I don't know about you guys, but I have been impacted by automation in the workplace. Lots of my friends in the TV business have lost work because of it, so it stung me when Joe lost his regional manager job to a synth.
It sucks, and his argument that people should do jobs like his is certain to strike a chord out there.
Just because a synth may know the birthdays of a colleague's children doesn't mean that human interactions should become null and void.
This plot development was done, I'm pretty sure, to make Joe more sympathetic to the audience, since he's a cheating bastard and all.
I guess it's OK, but I do like the larger issue it raises, about humans losing their relevance in the new normal.
Hester, one of the new, self aware synths, is being helped in the transition by Mia and her group, that includes Max and Leo.
But they have differing opinions on the matter. Mia wants to lay low, and Leo wants to get out there and save all he can.
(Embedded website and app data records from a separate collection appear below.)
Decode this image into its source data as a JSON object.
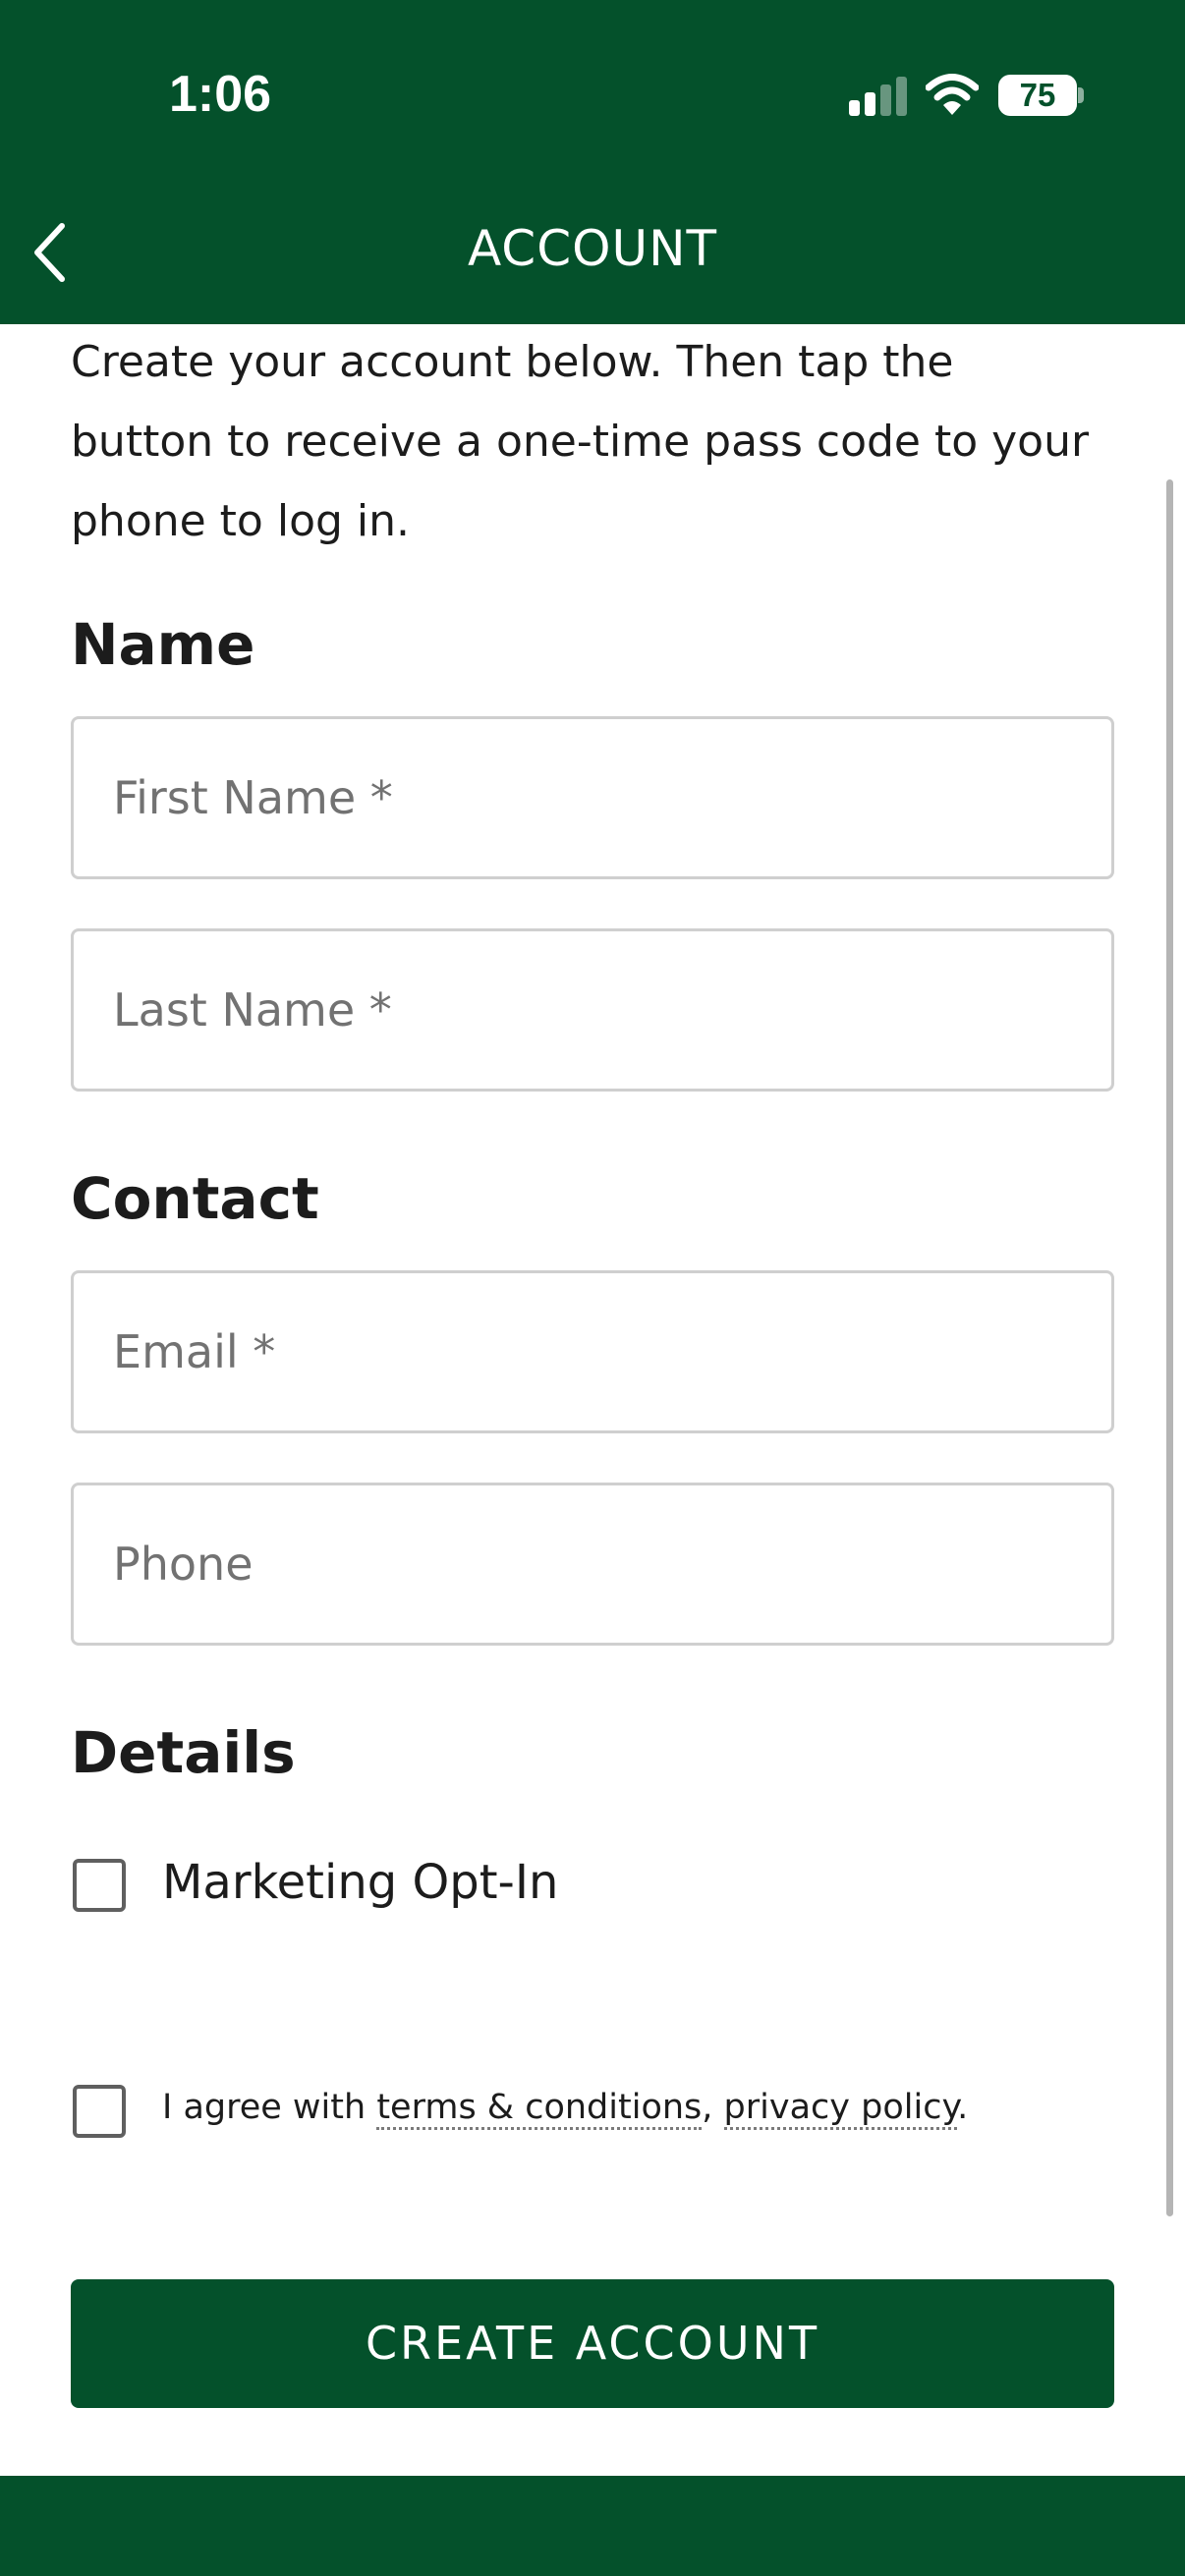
{
  "status_bar": {
    "time": "1:06",
    "battery": "75",
    "signal_bars_active": 2,
    "signal_bars_total": 4
  },
  "nav": {
    "title": "ACCOUNT",
    "back_icon": "chevron-left-icon"
  },
  "intro_text": "Create your account below. Then tap the button to receive a one-time pass code to your phone to log in.",
  "sections": {
    "name": {
      "heading": "Name",
      "first_name_placeholder": "First Name *",
      "last_name_placeholder": "Last Name *"
    },
    "contact": {
      "heading": "Contact",
      "email_placeholder": "Email *",
      "phone_placeholder": "Phone"
    },
    "details": {
      "heading": "Details",
      "marketing_label": "Marketing Opt-In"
    }
  },
  "agreement": {
    "prefix": "I agree with ",
    "terms_link": "terms & conditions",
    "separator": ", ",
    "privacy_link": "privacy policy",
    "suffix": "."
  },
  "create_button_label": "CREATE ACCOUNT",
  "colors": {
    "brand_green": "#04512b",
    "text": "#1c1c1c",
    "placeholder": "#727272",
    "border": "#cfcfcf"
  }
}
Mia: I told you this was unsafe.
Leo: What about Niska?
Mia: We don't know if she released the code. It's not your job to save them.
Leo: Mia, they're waking up, more and more every day, becoming just like you. And they're being taken. Are we just supposed to let it happen?
I would take Mia's course and lay low, but what do I know? Radicals tend to do bold things. We'll see who ends up being right.
The other big plot-line introduced is Carrie Anne Moss as Dr. Athena Morrow, an A.I. expert brought in by a sleazy tech billionaire named Milo, to figure out how and why the synths are waking up and becoming human-like.
I really like her performance here: she has the right amount of skepticism about Milo's true intentions.
You know how this goes: I'm pretty sure Milo is a weasel, and is up to no good. But she has lots of secrets, too. Should be juicy!
Niska pretty much blows the whole thing out of the water at the end. Asking Laura to defend her in a murder trial is a bold move, but her end-game is really to get the world to recognize synths as equals to humans, with all the same rights and privileges.
Laura: What do you want?
Niska: You told me I should face justice for killing that man. You're right. But I want to be tried as a human would be, recognized as a conscious being, with rights equal to yours. If you'll help me.
Is it a metaphor for the struggle for women's rights? Civil rights? LGBT rights? Yep. Big questions, remember? This should be fun.
This episode sets up what should be a very good season, with lots of issues on the table. Much better so far than the previous season IMO.
So tell me what you think. Will Laura, the avowed synth hater, defend Niska? Will the synths be able to evade the bad guys? Will Joe backslide and get busy with ANOTHER synth? Hmmm. Fire away below!
And, of course, you can watch Humans online, and binge the episodes you may have missed, right here on TV Fanatic.